A passenger flying from Charlotte-Douglas International Airport in North Carolina to JFK International Airport in New York confronted that fear while flying with Delta. The woman, who is currently still unidentified expressed that she was nervous to fly according to Molly Simonson Lee, a passenger seated behind the woman who witnessed the encounter. Tight spaces don't make for much privacy, but in this case, the world is better for knowing this took place.

Keep ReadingShow less
Image from Pixabay.

Under the sea...

True
The Wilderness Society


You're probably familiar with the literary classic "Moby-Dick."

But in case you're not, here's the gist: Moby Dick is the name of a huge albino sperm whale.

(Get your mind outta the gutter.)

Keep ReadingShow less

Gen Xer shares some timeless advice for Gen Z.

Meghan Smith is the owner of Melody Note Vintage store in the eternally hip town of Palm Springs, California, and her old-school Gen X advice has really connected with younger people on TikTok.

In a video posted in December 2022, she shares the advice she wishes that “somebody told me in my twenties” and it has received more than 13 million views. Smith says that she gave the same advice to her partner's two daughters when they reached their twenties.

The video is hashtagged #GenX advice for #GenZ and late #millennials. Sorry older millennials, you’re too old to receive these pearls of wisdom.

Keep ReadingShow less
Photo by Bambi Corro on Unsplash

Can flying to college twice a week really be cheaper than renting?

Some students choose to live at home while they go to college to save money on living expenses, but that's generally only an option for families who live in college towns or cities with large universities where a student can easily commute.

For University of British Columbia student Tim Chen, that "easy commute" is more than 400 miles each way.

Twice a week, Chen hops on a flight from his home city of Calgary, flies a little more than an hour to Vancouver to attend his classes, then flies back home the same night. And though it's hard to believe, this routine actually saves him approximately $1,000 a month.

Keep ReadingShow less
Internet

Man goes out of his way to leave tip for a server after realizing he grabbed the wrong receipt

Instead of just brushing it off and moving on, the man wrote out a note explaining what happened with a sincere apology along with a $20 cash tip and delivered it to the restaurant.

Man goes out of his way to leave forgotten tip for server

Being in the service industry can be hard.

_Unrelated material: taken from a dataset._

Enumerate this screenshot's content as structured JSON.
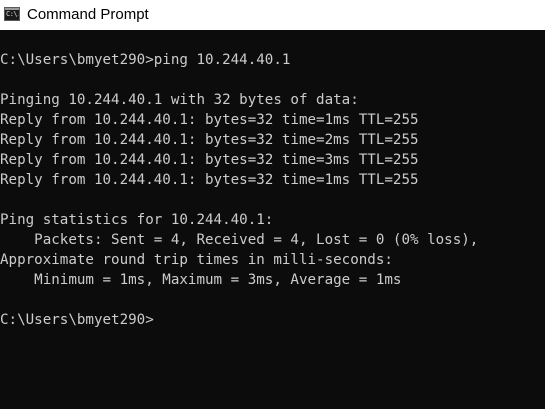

People have to spend long hours on their feet, deal with repetitive movements that can create pain and sometimes interact with not so nice customers. When you rely on tips for survival on top of everything else, it can feel like a bit of a gut punch when someone decides not to leave you one despite how good your service was.

One customer must've realized the disappointment that can occur after not receiving a tip when serving tables because he went out of his way to give one. In a post shared on Reddit, a customer revealed in a letter that he realized he took the wrong receipt after leaving. Instead of taking the blank one, he took the merchant's copy which holds the tip amount and his signature.

The error was discovered when he was checking his bank account and saw the amount taken off of his card was not the amount he expected. That's when he decided to check the receipt from that day and saw the error.

Keep ReadingShow less